European Hedge Fund Launches Fall 45%

Jul 28 2008 | 11:33am ET

Hedge fund launches in Europe fell 45% to a six-year low in the first half, according to a new report.

In the first six months of the year, just 106 funds debuted, 84 fewer than the year-earlier period’s 190, according to EuroHedge. The 106 funds are the lowest total of first-half launches since 2002, when just 84 funds hit the market.

The new funds raised 30% less than last year’s launches, as well, bringing in US$10.8 billion, compared to US$15.5 billion in the first half of 2007.

“The global credit crunch and extreme turbulence across the financial markets have resulted in a sharp decline in the number of new hedge fund launches and the capital raising climate has become increasingly tough,” Neil Wilson, editorial director of Hedge Fund Intelligence, which publishes EuroHedge, said.

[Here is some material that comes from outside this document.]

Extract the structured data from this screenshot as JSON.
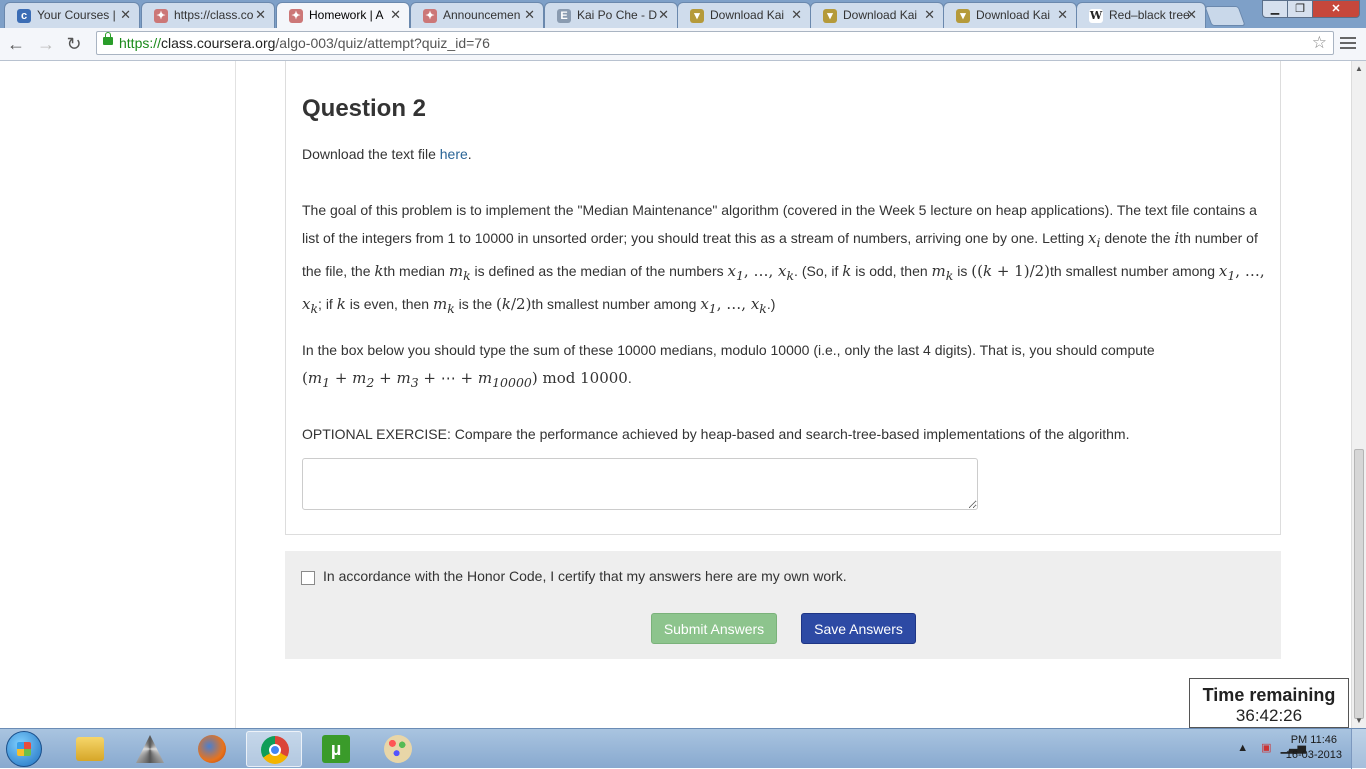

On the bright side, those hedge funds that did get off the ground during the first half are larger than last year’s new funds. The average hedge fund launch in Europe from January to June boasted US$101.9 million in initial assets, compared to US$81.8 million last year. And European hedge funds are not closing at a faster rate than previous years, with 53 closing their doors. Full-year closure rates have ranged from 110 to 126 over the past three years.

Multi-strategy and mixed-arbitrage launches were most popular with investors, taking in $4.5 billion of the new money. European long/short fund launches totaled $2.1 billion.

 


In Depth

Creating An Offshore Hedge Fund Dream Team: The Seven Key Players

Jun 26 2015 | 6:47am ET

If you want to set up an offshore hedge fund, like any great team, you’re only...

Lifestyle

Hedgies Set to Compete in Wall Street Decathlon

Jun 8 2015 | 12:37am ET

The Wall Street Decathlon — a 10-event physical challenge that will crown “Wall...

Guest Contributor

6 Essential Principles To Balance Your Investment Risk

Jun 26 2015 | 10:07am ET

In this article, financial expert Greg Silberman explores how to hedge a private...

 

Editor's Note